Marx's vision of a communistic society has helped to pave the way for a better capitalistic system. While some of his communistic principles were instituted by certain societies, the fulfillment of his entire philosophy is impractical. For instance, Marx's Communist Manifesto opens with the words, "The history of all hitherto societies has been the history of class struggles." (pg. 473) This seems to be an inevitable conflict that continues to plague society throughout history, even today. In describing his communistic state, he considers the bourgeoisie as the negative influence dividing society. The proletariat is characterized as the positive force in uniting everyone and eliminating such conflict. Today the class struggle in the United States drives society to succeed. The U.S. system has evolved, and while having its own shortcomings, has adopted some of Marx's principles and integrated them into their society. Franklin Roosevelt's New Deal was instrumental in establishing communistic beliefs like worker rights. The recent failure of communism in the Soviet Union supports how Marx's vision is not proven. The system of communism and capitalism both have their faults, but it seems some of Marx's vision is responsible for the evolution and survival of capitalism.

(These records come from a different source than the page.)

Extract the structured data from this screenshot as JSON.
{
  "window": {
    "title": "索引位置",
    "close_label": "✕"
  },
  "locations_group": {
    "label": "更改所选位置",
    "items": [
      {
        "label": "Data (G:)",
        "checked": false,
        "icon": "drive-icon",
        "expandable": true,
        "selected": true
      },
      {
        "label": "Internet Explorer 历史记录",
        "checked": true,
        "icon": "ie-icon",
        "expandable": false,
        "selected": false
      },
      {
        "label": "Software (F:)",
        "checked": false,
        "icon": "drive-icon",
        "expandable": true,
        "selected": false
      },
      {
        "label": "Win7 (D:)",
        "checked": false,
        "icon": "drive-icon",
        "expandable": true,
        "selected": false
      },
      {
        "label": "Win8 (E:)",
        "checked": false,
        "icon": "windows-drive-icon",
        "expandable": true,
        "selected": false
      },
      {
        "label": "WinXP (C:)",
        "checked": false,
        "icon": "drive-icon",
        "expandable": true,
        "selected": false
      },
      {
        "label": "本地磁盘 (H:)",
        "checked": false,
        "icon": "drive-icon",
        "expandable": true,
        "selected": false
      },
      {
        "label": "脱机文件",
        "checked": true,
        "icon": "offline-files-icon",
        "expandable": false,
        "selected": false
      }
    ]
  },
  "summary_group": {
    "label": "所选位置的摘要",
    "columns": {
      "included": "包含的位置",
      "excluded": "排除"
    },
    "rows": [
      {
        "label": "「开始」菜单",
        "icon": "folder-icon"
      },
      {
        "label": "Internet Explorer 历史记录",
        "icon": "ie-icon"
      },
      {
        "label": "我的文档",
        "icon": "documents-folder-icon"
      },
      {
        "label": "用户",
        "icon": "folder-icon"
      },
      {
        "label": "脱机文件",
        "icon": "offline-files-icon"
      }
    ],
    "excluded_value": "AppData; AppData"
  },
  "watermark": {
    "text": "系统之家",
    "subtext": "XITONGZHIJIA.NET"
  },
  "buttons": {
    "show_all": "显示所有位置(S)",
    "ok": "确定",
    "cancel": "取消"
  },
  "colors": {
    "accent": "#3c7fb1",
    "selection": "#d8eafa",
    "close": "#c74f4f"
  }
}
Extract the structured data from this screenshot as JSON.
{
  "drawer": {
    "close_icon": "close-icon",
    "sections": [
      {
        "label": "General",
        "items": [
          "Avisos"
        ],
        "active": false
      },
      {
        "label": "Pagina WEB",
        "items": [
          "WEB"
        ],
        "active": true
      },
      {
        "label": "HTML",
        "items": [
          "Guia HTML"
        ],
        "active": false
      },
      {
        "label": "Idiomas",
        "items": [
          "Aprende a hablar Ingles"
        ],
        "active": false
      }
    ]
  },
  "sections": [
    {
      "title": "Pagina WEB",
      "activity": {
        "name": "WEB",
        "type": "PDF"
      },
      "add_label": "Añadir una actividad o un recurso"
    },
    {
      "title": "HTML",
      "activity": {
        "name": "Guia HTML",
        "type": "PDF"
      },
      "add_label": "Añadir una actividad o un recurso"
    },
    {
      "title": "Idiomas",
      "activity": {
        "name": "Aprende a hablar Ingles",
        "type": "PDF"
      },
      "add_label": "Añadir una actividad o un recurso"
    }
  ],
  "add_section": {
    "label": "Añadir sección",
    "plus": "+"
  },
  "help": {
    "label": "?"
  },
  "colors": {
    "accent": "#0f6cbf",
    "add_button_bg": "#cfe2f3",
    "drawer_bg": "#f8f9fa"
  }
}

Marx describes his vision of history, focusing on the progression and destruction of the bourgeoisie. Before the bourgeoisie rose to prominence, society is organized according to a feudalistic order run by aristocratic landowners and corporate guilds. With the discovery of America and the following expansion of economic markets, a new manufacturing class arises. This class began taking control of international and domestic trade by producing goods more efficiently than the guilds. With their growing economic powers, this class also began to gain political power, destroying the remainder of the old feudal society seeking to restrict their ambition.